Kittiratt worries about protests' impacts on exports
January 15, 2014 00:00 By Petchanet Pratruangkrai,
KITTIRATT NA-RANONG, the caretaker finance minister, says prolonged anti-government protests could be a blow to the economy as purchasing power drops and volatility of the baht affects exports and foreign investment.
After meeting yesterday with officials of the Revenue, Excise and Customs departments, he said the three agencies were continuing to serve businesspeople, but were concerned that their ability to meet their revenue targets this quarter could be jeopardised by the actions of the People’s Democratic Reform Committee.
He also noted that although the baht had weakened, normally welcomed by exporters, that sector could suffer if the currency were destabilised by long-term political uncertainty.
The Commerce Ministry has said the current "Bangkok shutdown" could slow exports somewhat. However, logistics firms have been persuading their clients to use Laem Chabang Port in Chon Buri to avoid the road blockades in Bangkok.
Customs Department deputy director-general Yuttana Yimkarun said the road disruptions would not affect the agency’s work.
He said the department had shut down the online customs-clearance system linking Klong Toei Port and Lat Krabang Inland Container Depot. Klong Toei handles 1 million to 1.2 million twenty-foot-equivalent containers a year. The total annual value of its exports and imports is Bt2 trillion, contributing customs revenue of Bt30 billion a year.
"Though the system was shut down, the customs-clearance procedure is continuing as usual for exporters and importers. Officers will receive the export/import documents, then key data into the computers later," Yuttana said.
Srirat Rastapana, permanent secretary of the Commerce Ministry, said traders had begun to question Thailand’s ability to deliver exports. The Kingdom’s overseas trade officials had contacted their clients in an effort to assuage such fears.
"Thai trade counsellors will assure [them] that the export and manufacturing sectors will not be disrupted by the demonstrations. The government will also try to facilitate trading transactions as normal, as there are many [alternative] offices to serve traders, despite the closure of the main complex in Nonthaburi," she said.
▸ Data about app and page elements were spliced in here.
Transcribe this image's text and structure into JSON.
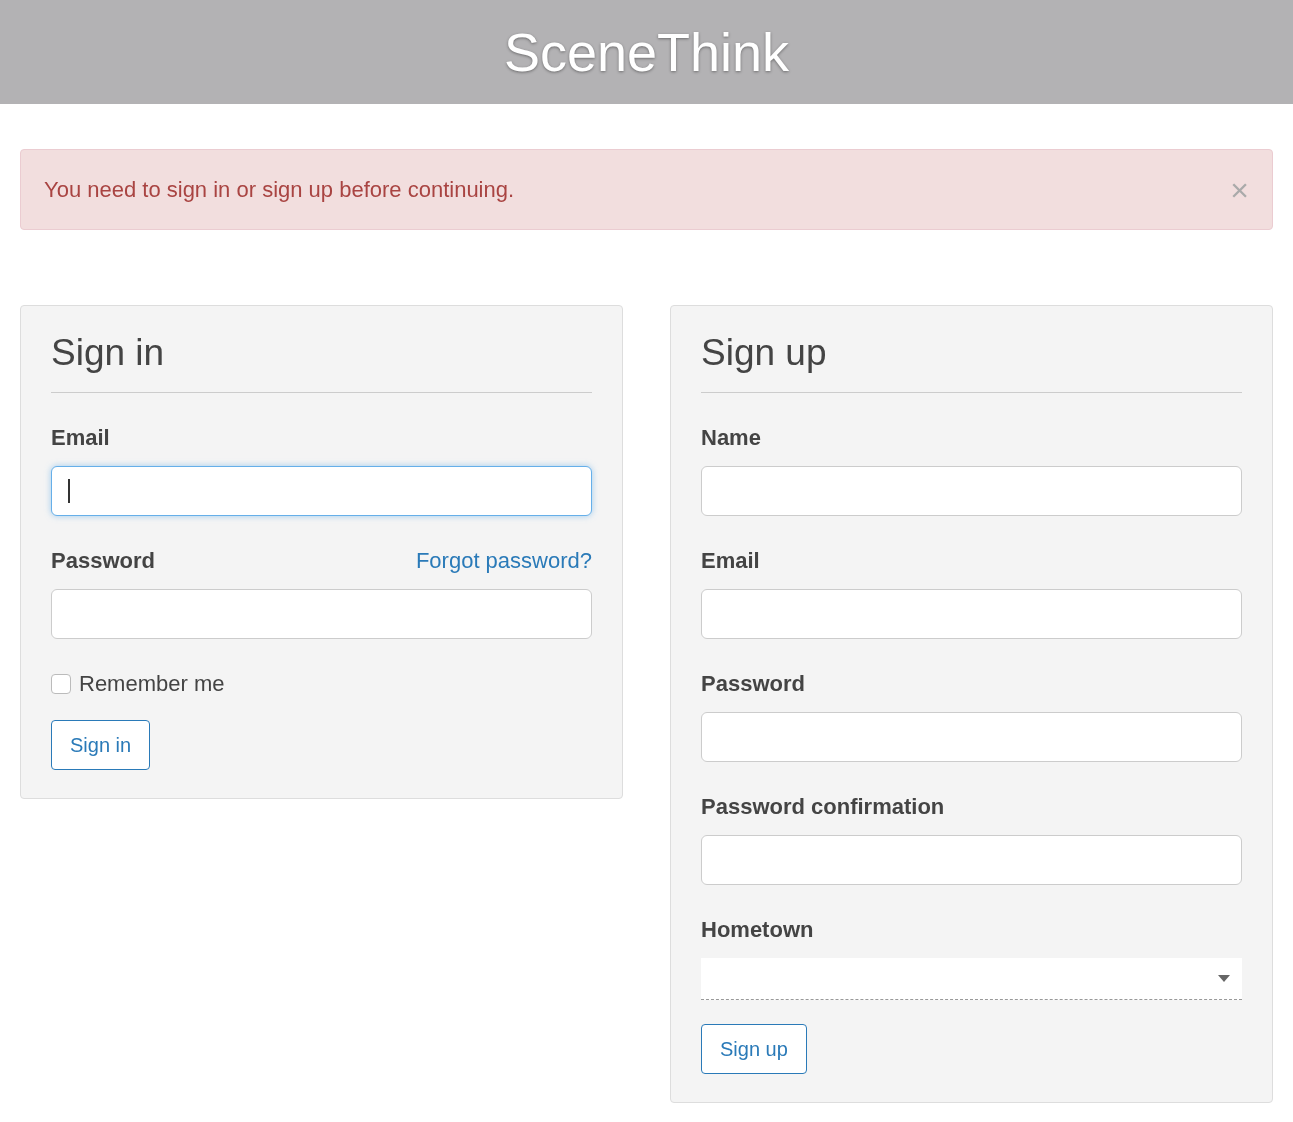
{
  "header": {
    "title": "SceneThink"
  },
  "alert": {
    "message": "You need to sign in or sign up before continuing.",
    "close": "×"
  },
  "sign_in": {
    "title": "Sign in",
    "fields": [
      {
        "label": "Email",
        "focused": true
      },
      {
        "label": "Password",
        "focused": false,
        "link": "Forgot password?"
      }
    ],
    "remember": {
      "label": "Remember me",
      "checked": false
    },
    "button": "Sign in"
  },
  "sign_up": {
    "title": "Sign up",
    "fields": [
      {
        "label": "Name",
        "kind": "text"
      },
      {
        "label": "Email",
        "kind": "text"
      },
      {
        "label": "Password",
        "kind": "text"
      },
      {
        "label": "Password confirmation",
        "kind": "text"
      },
      {
        "label": "Hometown",
        "kind": "select"
      }
    ],
    "button": "Sign up"
  }
}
She acknowledged that there were some transport difficulties and called for an end to the demonstrations soon to limit further damage to the economy and the export sector.
The ministry is maintaining its export-growth target for 2014 at 5 per cent for now but will review it after the end of the protest.
Srirat said the most affected sector was small and medium-sized enterprises, as they have low financial liquidity. The ministry will soon draw up plans to help SMEs cope with the situation.
Tanit Sorat, secretary-general of the Federation of Thai Industries, said yesterday that transport of imports and exports had not been affected much by the road blockages in Bangkok. Though the protesters had marched to block the entrance to the Customs Department, which is adjacent to Klong Toei Port, traders could pay their customs-clearance fees and taxes at Suvarnabhumi Airport through the department’s remote payment system.
"We still have no [major] problems with exports and imports. However, inland transport to and from the port has been inconvenienced as the roads nearby were blocked," Tanit said.
He added that if the roads were blocked for more than a week, it could result in low inventories of domestic goods.
Tipp Dalal, chief executive officer of Triple i Logistics Group, said that to avoid the road blockades in Bangkok, the group had persuaded its clients to move their containers to Laem Chabang instead of Klong Toei.
Poj Aramwattananont, president of the Thai Frozen Foods Association, said food shipments had not faced problems yet. However, some foreign buyers had questioned the ability of Thai exporters to deliver goods on time, and the exporters had tried to reassure them.
Sunchai Puranachaikere, president of the Thai Fresh Fruits Traders and Exporters Association, said shipments in that sector had not been affected as most of these goods were moved by air or via Laem Chabang.
He said the current shutdown in some areas might be causing difficulty for local fruit traders, but the impact was not severe yet because there are wholesale markets for fruits and vegetables outside Bangkok.